EXERCISE DESCRIPTION:
The records beneath should be printed exactly, and the pictures are to be left out.

Dataset items:

....

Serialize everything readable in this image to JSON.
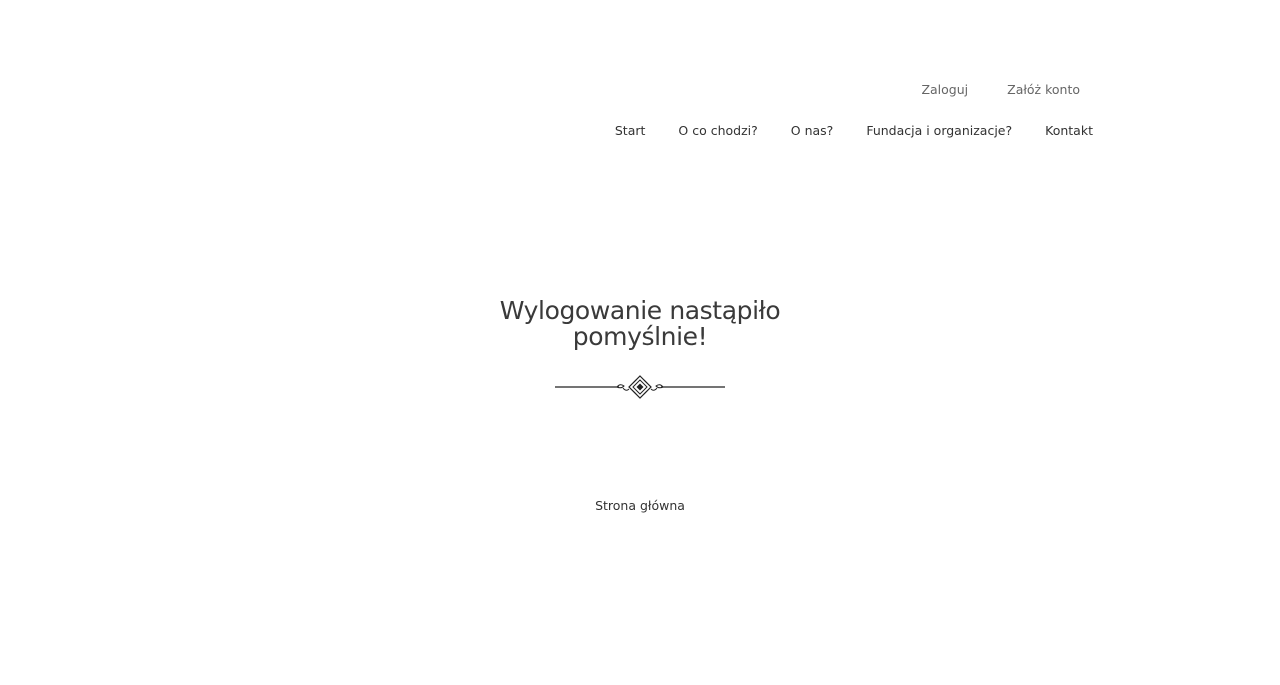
{
  "account": {
    "login_label": "Zaloguj",
    "register_label": "Załóż konto"
  },
  "nav": {
    "items": [
      {
        "label": "Start"
      },
      {
        "label": "O co chodzi?"
      },
      {
        "label": "O nas?"
      },
      {
        "label": "Fundacja i organizacje?"
      },
      {
        "label": "Kontakt"
      }
    ]
  },
  "main": {
    "title": "Wylogowanie nastąpiło pomyślnie!",
    "divider_icon": "ornamental-divider-icon",
    "home_link_label": "Strona główna"
  }
}
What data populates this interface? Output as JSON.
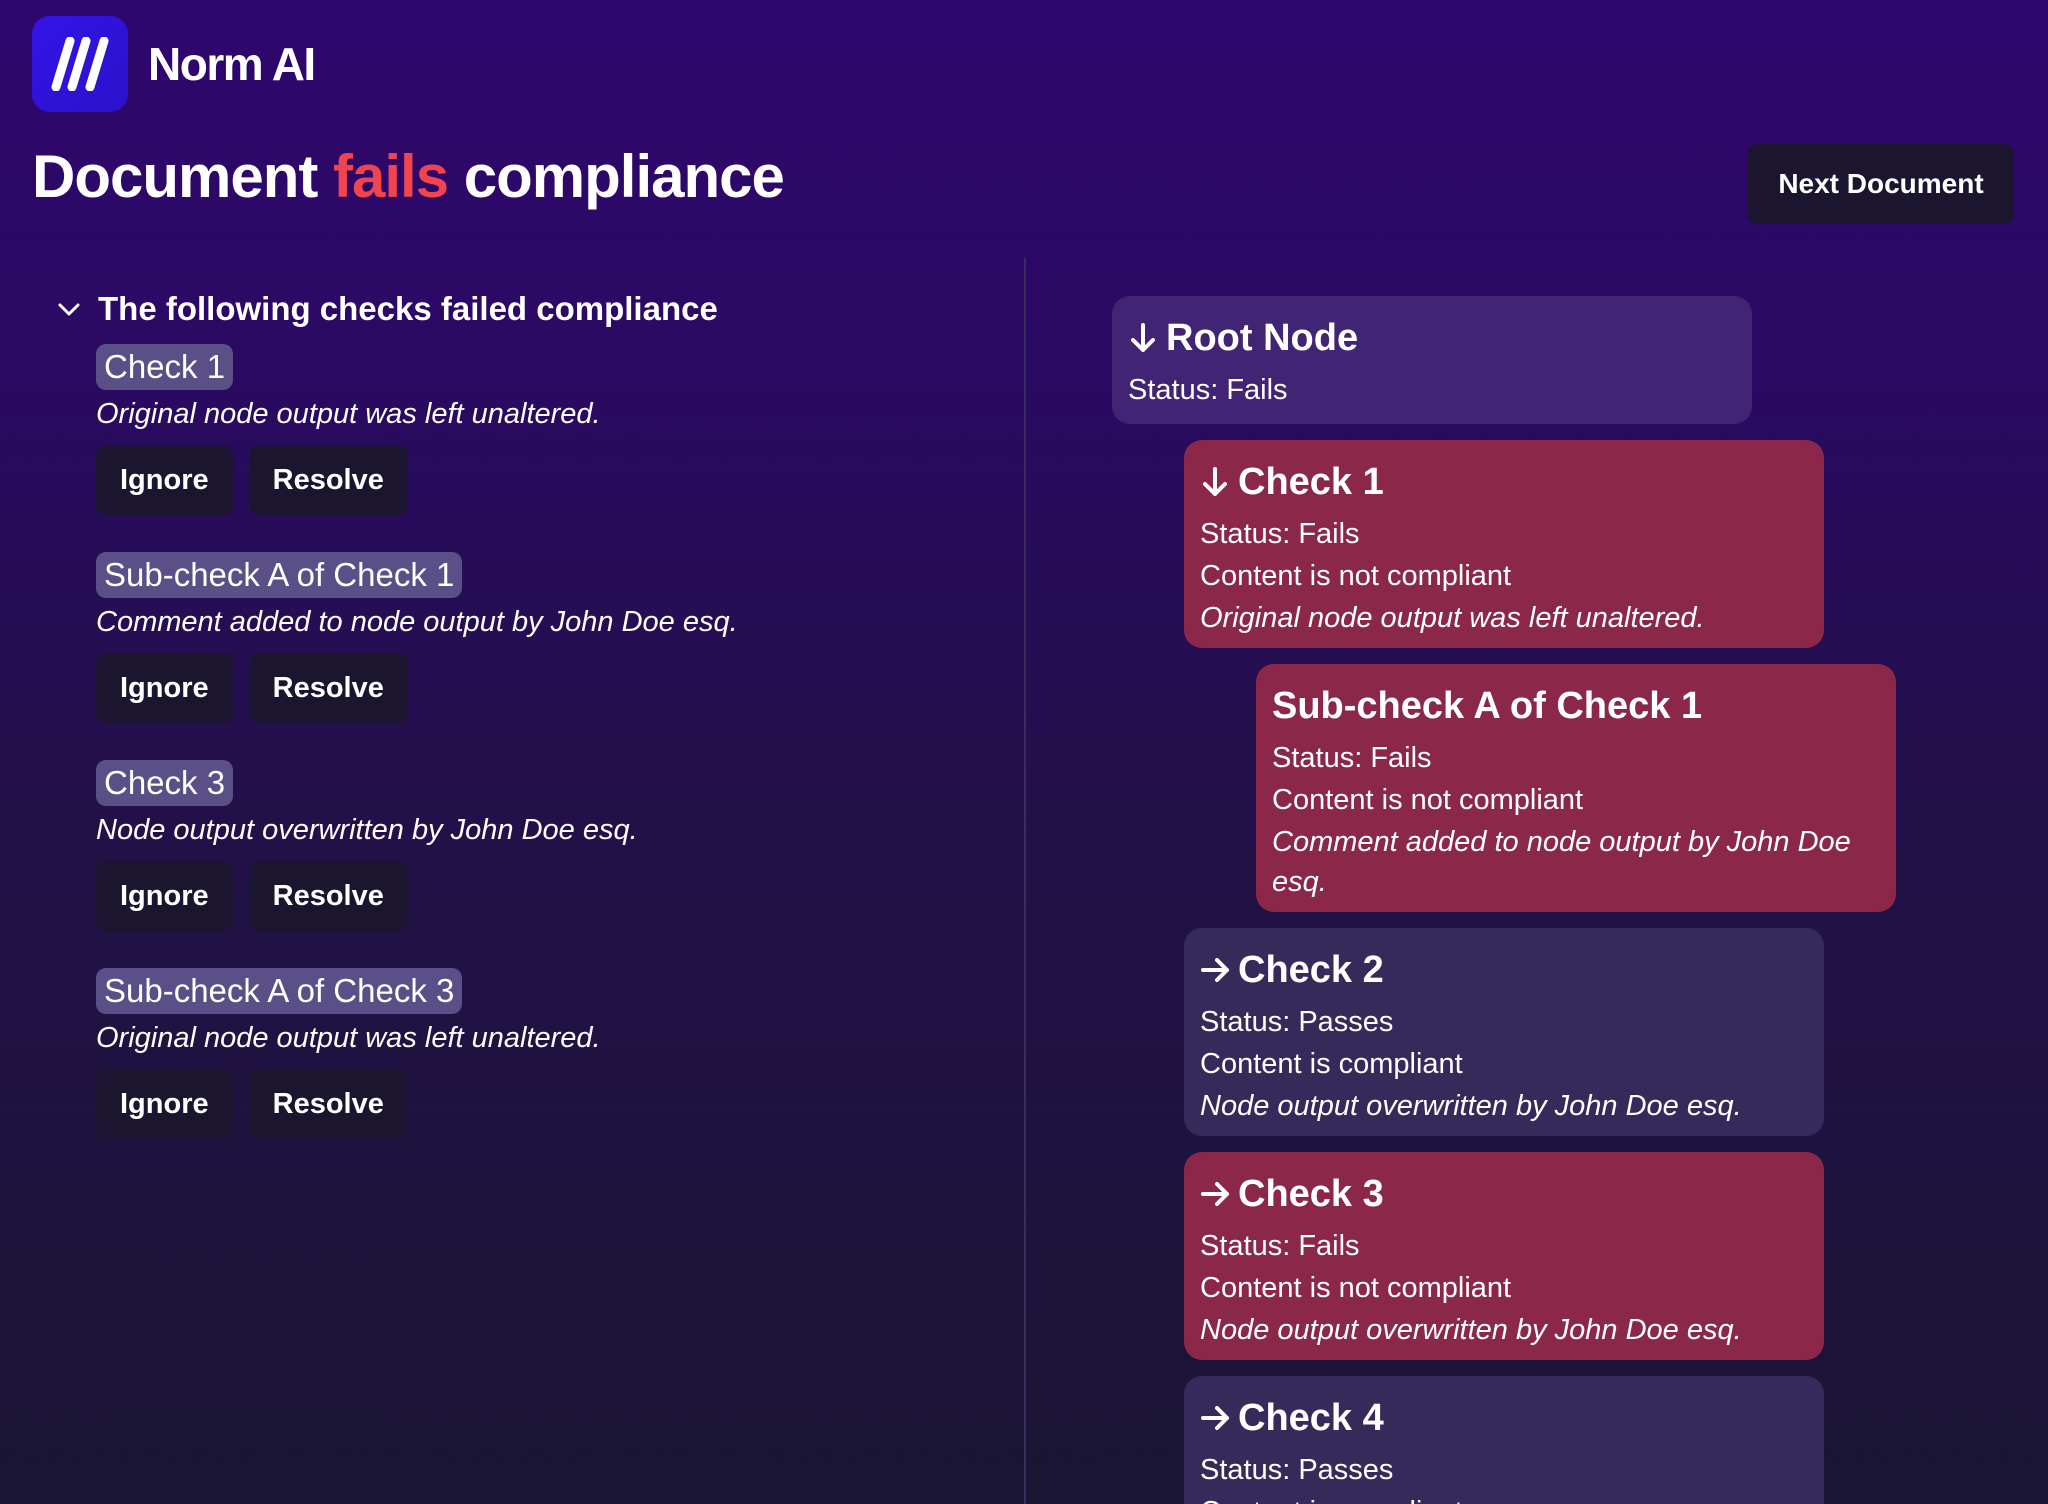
{
  "brand": {
    "name": "Norm AI"
  },
  "page": {
    "title_prefix": "Document",
    "title_status": "fails",
    "title_suffix": "compliance",
    "next_button": "Next Document"
  },
  "colors": {
    "fail_accent": "#f0454f",
    "fail_card": "#8b2748",
    "pass_card": "#362a5a",
    "root_card": "#422474"
  },
  "failed_checks": {
    "heading": "The following checks failed compliance",
    "items": [
      {
        "label": "Check 1",
        "description": "Original node output was left unaltered.",
        "ignore": "Ignore",
        "resolve": "Resolve"
      },
      {
        "label": "Sub-check A of Check 1",
        "description": "Comment added to node output by John Doe esq.",
        "ignore": "Ignore",
        "resolve": "Resolve"
      },
      {
        "label": "Check 3",
        "description": "Node output overwritten by John Doe esq.",
        "ignore": "Ignore",
        "resolve": "Resolve"
      },
      {
        "label": "Sub-check A of Check 3",
        "description": "Original node output was left unaltered.",
        "ignore": "Ignore",
        "resolve": "Resolve"
      }
    ]
  },
  "tree": {
    "root": {
      "icon": "arrow-down-icon",
      "title": "Root Node",
      "status": "Status: Fails"
    },
    "check1": {
      "icon": "arrow-down-icon",
      "title": "Check 1",
      "status": "Status: Fails",
      "compliance": "Content is not compliant",
      "note": "Original node output was left unaltered."
    },
    "subcheck_a1": {
      "title": "Sub-check A of Check 1",
      "status": "Status: Fails",
      "compliance": "Content is not compliant",
      "note": "Comment added to node output by John Doe esq."
    },
    "check2": {
      "icon": "arrow-right-icon",
      "title": "Check 2",
      "status": "Status: Passes",
      "compliance": "Content is compliant",
      "note": "Node output overwritten by John Doe esq."
    },
    "check3": {
      "icon": "arrow-right-icon",
      "title": "Check 3",
      "status": "Status: Fails",
      "compliance": "Content is not compliant",
      "note": "Node output overwritten by John Doe esq."
    },
    "check4": {
      "icon": "arrow-right-icon",
      "title": "Check 4",
      "status": "Status: Passes",
      "compliance": "Content is compliant"
    }
  }
}
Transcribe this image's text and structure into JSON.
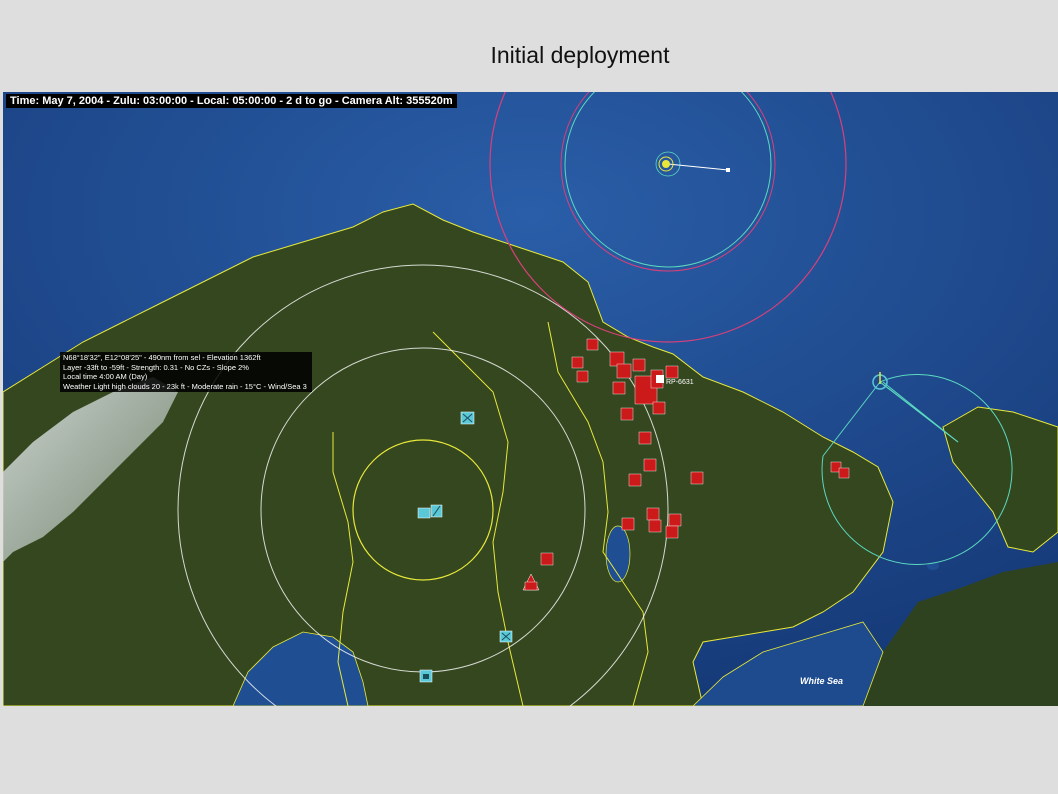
{
  "slide": {
    "title": "Initial deployment"
  },
  "hud": {
    "status": "Time: May 7, 2004 - Zulu: 03:00:00 - Local: 05:00:00 - 2 d to go -  Camera Alt: 355520m"
  },
  "cursor_info": {
    "lines": [
      "N68°18'32\", E12°08'25\" - 490nm from sel - Elevation 1362ft",
      "Layer -33ft to -59ft - Strength: 0.31 - No CZs - Slope 2%",
      "Local time 4:00 AM (Day)",
      "Weather Light high clouds 20 - 23k ft - Moderate rain - 15°C - Wind/Sea 3"
    ]
  },
  "map": {
    "sea_label": "White Sea",
    "unit_label": "RP-6631",
    "colors": {
      "sea": "#1f4f92",
      "land": "#34471f",
      "border": "#e8e83a",
      "hostile": "#cc1a1a",
      "friendly": "#5bc8d8"
    }
  }
}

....

RESULT:
Serialize everything readable in this image to JSON.
{
  "account": {
    "login_label": "Zaloguj",
    "register_label": "Załóż konto"
  },
  "nav": {
    "items": [
      {
        "label": "Start"
      },
      {
        "label": "O co chodzi?"
      },
      {
        "label": "O nas?"
      },
      {
        "label": "Fundacja i organizacje?"
      },
      {
        "label": "Kontakt"
      }
    ]
  },
  "main": {
    "title": "Wylogowanie nastąpiło pomyślnie!",
    "divider_icon": "ornamental-divider-icon",
    "home_link_label": "Strona główna"
  }
}
What data populates this interface? Output as JSON.
{
  "brand": {
    "name": "Norm AI"
  },
  "page": {
    "title_prefix": "Document",
    "title_status": "fails",
    "title_suffix": "compliance",
    "next_button": "Next Document"
  },
  "colors": {
    "fail_accent": "#f0454f",
    "fail_card": "#8b2748",
    "pass_card": "#362a5a",
    "root_card": "#422474"
  },
  "failed_checks": {
    "heading": "The following checks failed compliance",
    "items": [
      {
        "label": "Check 1",
        "description": "Original node output was left unaltered.",
        "ignore": "Ignore",
        "resolve": "Resolve"
      },
      {
        "label": "Sub-check A of Check 1",
        "description": "Comment added to node output by John Doe esq.",
        "ignore": "Ignore",
        "resolve": "Resolve"
      },
      {
        "label": "Check 3",
        "description": "Node output overwritten by John Doe esq.",
        "ignore": "Ignore",
        "resolve": "Resolve"
      },
      {
        "label": "Sub-check A of Check 3",
        "description": "Original node output was left unaltered.",
        "ignore": "Ignore",
        "resolve": "Resolve"
      }
    ]
  },
  "tree": {
    "root": {
      "icon": "arrow-down-icon",
      "title": "Root Node",
      "status": "Status: Fails"
    },
    "check1": {
      "icon": "arrow-down-icon",
      "title": "Check 1",
      "status": "Status: Fails",
      "compliance": "Content is not compliant",
      "note": "Original node output was left unaltered."
    },
    "subcheck_a1": {
      "title": "Sub-check A of Check 1",
      "status": "Status: Fails",
      "compliance": "Content is not compliant",
      "note": "Comment added to node output by John Doe esq."
    },
    "check2": {
      "icon": "arrow-right-icon",
      "title": "Check 2",
      "status": "Status: Passes",
      "compliance": "Content is compliant",
      "note": "Node output overwritten by John Doe esq."
    },
    "check3": {
      "icon": "arrow-right-icon",
      "title": "Check 3",
      "status": "Status: Fails",
      "compliance": "Content is not compliant",
      "note": "Node output overwritten by John Doe esq."
    },
    "check4": {
      "icon": "arrow-right-icon",
      "title": "Check 4",
      "status": "Status: Passes",
      "compliance": "Content is compliant"
    }
  }
}
Transcribe this image's text and structure into JSON.
{
  "slide": {
    "title": "Initial deployment"
  },
  "hud": {
    "status": "Time: May 7, 2004 - Zulu: 03:00:00 - Local: 05:00:00 - 2 d to go -  Camera Alt: 355520m"
  },
  "cursor_info": {
    "lines": [
      "N68°18'32\", E12°08'25\" - 490nm from sel - Elevation 1362ft",
      "Layer -33ft to -59ft - Strength: 0.31 - No CZs - Slope 2%",
      "Local time 4:00 AM (Day)",
      "Weather Light high clouds 20 - 23k ft - Moderate rain - 15°C - Wind/Sea 3"
    ]
  },
  "map": {
    "sea_label": "White Sea",
    "unit_label": "RP-6631",
    "colors": {
      "sea": "#1f4f92",
      "land": "#34471f",
      "border": "#e8e83a",
      "hostile": "#cc1a1a",
      "friendly": "#5bc8d8"
    }
  }
}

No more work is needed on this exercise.